Data about app and page elements
═══

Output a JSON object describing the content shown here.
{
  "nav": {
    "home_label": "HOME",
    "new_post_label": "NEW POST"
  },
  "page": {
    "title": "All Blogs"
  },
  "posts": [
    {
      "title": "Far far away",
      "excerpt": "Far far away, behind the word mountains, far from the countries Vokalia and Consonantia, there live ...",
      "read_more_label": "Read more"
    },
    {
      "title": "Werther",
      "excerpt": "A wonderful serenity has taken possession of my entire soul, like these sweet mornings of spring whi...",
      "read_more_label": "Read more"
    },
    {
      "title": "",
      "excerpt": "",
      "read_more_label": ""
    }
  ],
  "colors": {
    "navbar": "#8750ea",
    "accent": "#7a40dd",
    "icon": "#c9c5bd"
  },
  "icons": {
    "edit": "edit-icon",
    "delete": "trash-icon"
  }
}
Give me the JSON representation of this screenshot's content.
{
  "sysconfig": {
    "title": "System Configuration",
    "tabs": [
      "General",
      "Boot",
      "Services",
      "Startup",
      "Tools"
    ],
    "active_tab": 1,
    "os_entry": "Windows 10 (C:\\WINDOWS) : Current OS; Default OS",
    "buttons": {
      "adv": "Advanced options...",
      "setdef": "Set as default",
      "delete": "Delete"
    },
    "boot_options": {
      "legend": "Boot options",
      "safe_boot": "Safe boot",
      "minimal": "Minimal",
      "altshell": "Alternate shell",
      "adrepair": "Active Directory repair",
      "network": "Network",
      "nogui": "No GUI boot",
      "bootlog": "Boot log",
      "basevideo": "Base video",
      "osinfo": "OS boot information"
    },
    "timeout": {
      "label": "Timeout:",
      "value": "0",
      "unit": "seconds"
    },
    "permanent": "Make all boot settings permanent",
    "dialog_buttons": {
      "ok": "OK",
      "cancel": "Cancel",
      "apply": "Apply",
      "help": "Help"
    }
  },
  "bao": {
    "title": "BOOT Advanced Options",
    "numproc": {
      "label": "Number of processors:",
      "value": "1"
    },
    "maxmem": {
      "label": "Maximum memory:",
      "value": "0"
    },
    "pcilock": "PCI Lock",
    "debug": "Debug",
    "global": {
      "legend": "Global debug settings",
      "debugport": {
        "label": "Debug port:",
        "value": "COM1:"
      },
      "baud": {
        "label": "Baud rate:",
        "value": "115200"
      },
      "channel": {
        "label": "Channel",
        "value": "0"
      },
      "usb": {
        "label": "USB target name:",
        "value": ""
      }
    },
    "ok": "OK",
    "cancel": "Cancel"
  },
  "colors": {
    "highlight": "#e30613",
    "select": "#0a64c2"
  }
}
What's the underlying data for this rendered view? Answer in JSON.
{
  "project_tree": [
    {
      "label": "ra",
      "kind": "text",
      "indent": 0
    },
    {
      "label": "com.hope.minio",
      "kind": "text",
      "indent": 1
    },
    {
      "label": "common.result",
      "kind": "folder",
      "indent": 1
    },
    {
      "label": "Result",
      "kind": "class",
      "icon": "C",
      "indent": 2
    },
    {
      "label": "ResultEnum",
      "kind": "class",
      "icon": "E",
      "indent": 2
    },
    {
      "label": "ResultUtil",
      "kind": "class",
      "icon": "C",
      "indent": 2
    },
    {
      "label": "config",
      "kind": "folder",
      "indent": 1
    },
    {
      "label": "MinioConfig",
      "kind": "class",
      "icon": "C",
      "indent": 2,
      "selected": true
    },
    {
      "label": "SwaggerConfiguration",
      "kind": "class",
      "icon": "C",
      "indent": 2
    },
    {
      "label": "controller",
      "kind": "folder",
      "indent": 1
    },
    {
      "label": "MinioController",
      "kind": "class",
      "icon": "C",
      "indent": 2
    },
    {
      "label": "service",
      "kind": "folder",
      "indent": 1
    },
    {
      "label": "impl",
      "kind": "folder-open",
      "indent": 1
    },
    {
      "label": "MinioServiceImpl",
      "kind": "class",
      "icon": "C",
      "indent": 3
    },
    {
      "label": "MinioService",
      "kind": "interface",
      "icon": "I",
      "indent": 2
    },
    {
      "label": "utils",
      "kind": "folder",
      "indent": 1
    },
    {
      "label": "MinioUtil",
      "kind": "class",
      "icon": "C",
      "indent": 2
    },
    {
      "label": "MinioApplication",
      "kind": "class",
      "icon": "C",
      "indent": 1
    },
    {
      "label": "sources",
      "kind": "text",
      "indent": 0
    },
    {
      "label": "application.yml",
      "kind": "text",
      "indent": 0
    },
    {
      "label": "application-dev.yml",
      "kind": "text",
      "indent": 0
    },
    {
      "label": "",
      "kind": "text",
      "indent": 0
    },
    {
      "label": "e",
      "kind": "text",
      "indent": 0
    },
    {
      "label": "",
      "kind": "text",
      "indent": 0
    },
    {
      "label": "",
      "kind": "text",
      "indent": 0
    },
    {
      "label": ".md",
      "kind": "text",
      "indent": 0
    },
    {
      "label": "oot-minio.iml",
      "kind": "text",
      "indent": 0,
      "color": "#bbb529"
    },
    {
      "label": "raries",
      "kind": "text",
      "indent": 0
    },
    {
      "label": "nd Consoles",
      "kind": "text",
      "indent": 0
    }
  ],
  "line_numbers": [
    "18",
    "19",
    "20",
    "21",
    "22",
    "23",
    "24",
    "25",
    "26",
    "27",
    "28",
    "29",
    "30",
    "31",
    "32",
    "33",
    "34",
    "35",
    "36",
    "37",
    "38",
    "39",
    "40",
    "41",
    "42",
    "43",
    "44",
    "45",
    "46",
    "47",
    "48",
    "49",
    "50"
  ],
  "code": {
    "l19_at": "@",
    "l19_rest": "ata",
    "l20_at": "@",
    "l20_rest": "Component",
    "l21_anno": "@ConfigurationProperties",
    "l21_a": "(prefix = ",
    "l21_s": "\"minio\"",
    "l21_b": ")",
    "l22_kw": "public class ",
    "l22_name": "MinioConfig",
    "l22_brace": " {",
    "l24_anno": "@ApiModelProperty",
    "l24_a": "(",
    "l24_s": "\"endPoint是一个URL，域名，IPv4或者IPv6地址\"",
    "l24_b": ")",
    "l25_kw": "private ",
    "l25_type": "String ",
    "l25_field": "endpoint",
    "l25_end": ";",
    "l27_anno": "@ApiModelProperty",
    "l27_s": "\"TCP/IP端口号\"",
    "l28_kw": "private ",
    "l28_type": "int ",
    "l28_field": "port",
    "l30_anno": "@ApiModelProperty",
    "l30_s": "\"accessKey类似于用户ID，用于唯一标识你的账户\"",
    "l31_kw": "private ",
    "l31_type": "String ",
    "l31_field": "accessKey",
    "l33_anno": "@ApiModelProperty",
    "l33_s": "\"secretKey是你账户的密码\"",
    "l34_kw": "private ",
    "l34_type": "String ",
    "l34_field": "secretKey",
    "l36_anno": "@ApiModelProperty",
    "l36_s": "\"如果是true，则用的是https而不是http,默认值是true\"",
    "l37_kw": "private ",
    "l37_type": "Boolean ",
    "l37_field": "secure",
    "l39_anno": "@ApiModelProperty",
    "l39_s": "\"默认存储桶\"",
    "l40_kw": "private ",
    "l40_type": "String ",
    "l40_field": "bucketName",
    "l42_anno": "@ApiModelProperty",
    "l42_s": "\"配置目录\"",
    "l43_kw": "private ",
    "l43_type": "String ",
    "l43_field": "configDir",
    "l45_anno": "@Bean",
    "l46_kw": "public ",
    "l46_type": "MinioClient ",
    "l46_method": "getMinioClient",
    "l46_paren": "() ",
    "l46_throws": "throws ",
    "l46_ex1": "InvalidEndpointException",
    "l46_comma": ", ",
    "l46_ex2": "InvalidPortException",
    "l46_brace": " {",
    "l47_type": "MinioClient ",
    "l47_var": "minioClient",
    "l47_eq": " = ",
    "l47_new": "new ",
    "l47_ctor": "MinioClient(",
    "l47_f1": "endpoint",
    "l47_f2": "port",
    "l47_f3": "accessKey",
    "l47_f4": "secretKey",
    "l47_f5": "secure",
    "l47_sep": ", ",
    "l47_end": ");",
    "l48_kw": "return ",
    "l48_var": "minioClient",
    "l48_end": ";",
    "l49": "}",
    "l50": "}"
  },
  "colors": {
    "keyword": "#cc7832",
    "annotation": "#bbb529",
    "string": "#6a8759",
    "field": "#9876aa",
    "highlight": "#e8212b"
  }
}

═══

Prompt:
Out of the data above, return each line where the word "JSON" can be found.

Written response:
Output a JSON object describing the content shown here.
Give me the JSON representation of this screenshot's content.
What's the underlying data for this rendered view? Answer in JSON.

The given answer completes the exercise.